It’s common knowledge that low self-esteem is a problem many of us share. Stigma is a big reason for this. It’s hard to feel good about ourselves when the whole world seems to be looking down on us. It’s hard to face the world with confidence.

I’m concerned, realizing that many with such low self-esteem are accepting that this is all life holds for them. They feel they have no worth. They feel they don’t belong. They don’t have the courage to try new things.

But listen to this: You are of great worth to God, your Father. You are his child and he wants you to get the most out of life. This is something you need to believe.

I’m writing this with the hopes that it will inspire you to gain confidence. I’m praying you will find things in my writings that will spur you on and help your level of confidence grow. If you already have confidence but are frustrated because of how the world is treating you, I’m hoping you’ll be encouraged to overcome the stigma that exists.

How can we lift ourselves up? How can we lift up the people we care about? Is it possible for a person who looks down on herself to change and become more self-assured?

The very fact that I’m writing shows that I believe it is. Yes. With God’s help and your faith, it is. Even when others don’t respect us, we can learn to respect ourselves. We can learn to think more positively about ourselves.

I’m including stories about some great individuals whose lives will hopefully provide inspiration to help you. The only reason I tell these stories is because we can learn from them. They may have traits that remind you of your own.

When you read about Gandhi, you will see that he became one of the greatest men in history, despite a fear of speaking in public. Nelson Mandela spent 27 years in prison, yet upon release he went on to bring racial peace and reconciliation to his deeply wounded nation of South Africa. Mother Teresa’s story and Martin Luther King Jr’s story are equally amazing, as are the others you’ll be reading about.

The first story I will feature is William Wilberforce and the abolition of the slave trade in Britain. The second is Charles Dickens and his efforts to show the evils of child labor during the Industrial Revolution. How did these men overcome the injustices of their day?

As you go through this series, I hope you will remember one important thing: You don’t have to do great things to lead a meaningful life. Not at all.

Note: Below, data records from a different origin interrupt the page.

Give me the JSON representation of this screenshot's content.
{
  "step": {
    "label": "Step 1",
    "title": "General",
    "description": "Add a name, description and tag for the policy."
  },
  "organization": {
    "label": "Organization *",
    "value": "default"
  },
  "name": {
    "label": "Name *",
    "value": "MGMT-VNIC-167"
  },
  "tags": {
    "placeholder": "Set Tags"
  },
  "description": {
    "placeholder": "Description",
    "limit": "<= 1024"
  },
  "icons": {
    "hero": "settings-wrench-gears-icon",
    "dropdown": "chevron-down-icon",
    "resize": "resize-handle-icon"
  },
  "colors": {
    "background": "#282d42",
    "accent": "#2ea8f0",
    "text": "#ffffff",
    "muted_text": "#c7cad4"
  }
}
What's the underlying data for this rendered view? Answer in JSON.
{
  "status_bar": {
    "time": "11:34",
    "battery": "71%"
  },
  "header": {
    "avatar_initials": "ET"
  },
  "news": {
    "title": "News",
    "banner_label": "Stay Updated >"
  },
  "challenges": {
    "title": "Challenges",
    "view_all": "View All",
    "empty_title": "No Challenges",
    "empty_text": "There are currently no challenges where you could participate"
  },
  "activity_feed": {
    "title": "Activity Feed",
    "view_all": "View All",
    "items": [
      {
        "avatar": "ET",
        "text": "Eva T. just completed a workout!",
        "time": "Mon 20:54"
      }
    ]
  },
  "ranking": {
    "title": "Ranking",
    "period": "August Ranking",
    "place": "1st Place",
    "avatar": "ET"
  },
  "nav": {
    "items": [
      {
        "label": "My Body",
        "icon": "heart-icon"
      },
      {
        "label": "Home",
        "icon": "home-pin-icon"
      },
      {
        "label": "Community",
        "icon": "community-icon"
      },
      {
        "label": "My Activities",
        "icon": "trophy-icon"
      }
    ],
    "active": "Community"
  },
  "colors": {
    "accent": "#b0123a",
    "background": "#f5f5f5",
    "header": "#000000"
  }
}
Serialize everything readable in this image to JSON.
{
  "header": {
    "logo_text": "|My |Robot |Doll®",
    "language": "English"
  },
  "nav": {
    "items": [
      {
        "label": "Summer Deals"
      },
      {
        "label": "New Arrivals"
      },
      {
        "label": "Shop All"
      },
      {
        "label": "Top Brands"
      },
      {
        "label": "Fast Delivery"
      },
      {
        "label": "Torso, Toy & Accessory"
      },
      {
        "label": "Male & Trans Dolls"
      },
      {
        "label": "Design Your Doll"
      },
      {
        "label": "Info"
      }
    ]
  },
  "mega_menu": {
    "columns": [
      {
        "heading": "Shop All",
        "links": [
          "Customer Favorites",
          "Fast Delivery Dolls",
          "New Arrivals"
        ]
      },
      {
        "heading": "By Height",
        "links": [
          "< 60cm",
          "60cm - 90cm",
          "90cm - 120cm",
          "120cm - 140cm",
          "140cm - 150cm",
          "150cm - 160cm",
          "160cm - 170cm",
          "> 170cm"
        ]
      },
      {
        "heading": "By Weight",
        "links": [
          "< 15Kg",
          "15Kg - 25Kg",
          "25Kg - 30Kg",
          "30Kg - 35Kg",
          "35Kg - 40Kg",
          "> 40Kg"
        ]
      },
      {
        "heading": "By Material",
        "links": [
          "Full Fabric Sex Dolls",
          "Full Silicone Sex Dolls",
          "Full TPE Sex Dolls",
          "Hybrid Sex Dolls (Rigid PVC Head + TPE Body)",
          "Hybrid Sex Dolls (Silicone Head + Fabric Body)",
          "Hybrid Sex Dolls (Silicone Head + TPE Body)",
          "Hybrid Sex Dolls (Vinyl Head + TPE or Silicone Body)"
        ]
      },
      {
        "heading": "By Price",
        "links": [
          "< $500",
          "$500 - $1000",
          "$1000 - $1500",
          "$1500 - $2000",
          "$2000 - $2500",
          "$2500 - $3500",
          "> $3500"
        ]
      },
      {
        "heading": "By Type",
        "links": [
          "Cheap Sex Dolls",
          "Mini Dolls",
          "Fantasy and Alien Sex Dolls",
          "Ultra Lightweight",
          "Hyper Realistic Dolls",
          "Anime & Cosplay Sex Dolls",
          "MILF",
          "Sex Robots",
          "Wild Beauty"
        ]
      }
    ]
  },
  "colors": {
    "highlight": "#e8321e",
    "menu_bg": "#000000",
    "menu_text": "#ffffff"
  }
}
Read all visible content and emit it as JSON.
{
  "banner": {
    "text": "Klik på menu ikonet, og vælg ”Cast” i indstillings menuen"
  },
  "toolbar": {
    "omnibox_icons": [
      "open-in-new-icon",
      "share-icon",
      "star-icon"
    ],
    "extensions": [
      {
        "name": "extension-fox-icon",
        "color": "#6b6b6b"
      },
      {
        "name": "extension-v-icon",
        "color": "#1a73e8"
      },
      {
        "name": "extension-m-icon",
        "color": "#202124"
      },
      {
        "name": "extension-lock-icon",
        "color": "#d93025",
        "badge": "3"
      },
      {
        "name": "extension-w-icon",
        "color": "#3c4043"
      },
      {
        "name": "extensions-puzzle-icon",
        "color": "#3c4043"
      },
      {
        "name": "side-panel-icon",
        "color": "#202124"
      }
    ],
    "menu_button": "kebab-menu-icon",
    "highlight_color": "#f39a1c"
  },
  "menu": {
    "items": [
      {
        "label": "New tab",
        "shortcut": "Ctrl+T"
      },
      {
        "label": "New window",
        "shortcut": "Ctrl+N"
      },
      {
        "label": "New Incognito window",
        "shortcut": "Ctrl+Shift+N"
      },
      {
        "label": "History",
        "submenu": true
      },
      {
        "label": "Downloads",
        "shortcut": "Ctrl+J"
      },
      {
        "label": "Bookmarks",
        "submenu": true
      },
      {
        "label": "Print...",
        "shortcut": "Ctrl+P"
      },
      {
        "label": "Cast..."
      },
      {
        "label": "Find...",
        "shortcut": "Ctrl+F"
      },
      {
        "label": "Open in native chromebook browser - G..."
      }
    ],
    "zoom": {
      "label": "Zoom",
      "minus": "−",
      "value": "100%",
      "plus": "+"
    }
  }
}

I’m hoping this series will one day become a book. But who knows if I’ll live long enough to finish it? And so, I’ll share with you–a day at a time–what I’ve written and continue writing. We’ll learn how some passionate individuals in history have overcome justices of all kinds, despite great obstacles. You’ll be inspired.



This has been Part 1 of the series, JUSTICE FOR ALL. Read Part 2 – Stigma, the Struggle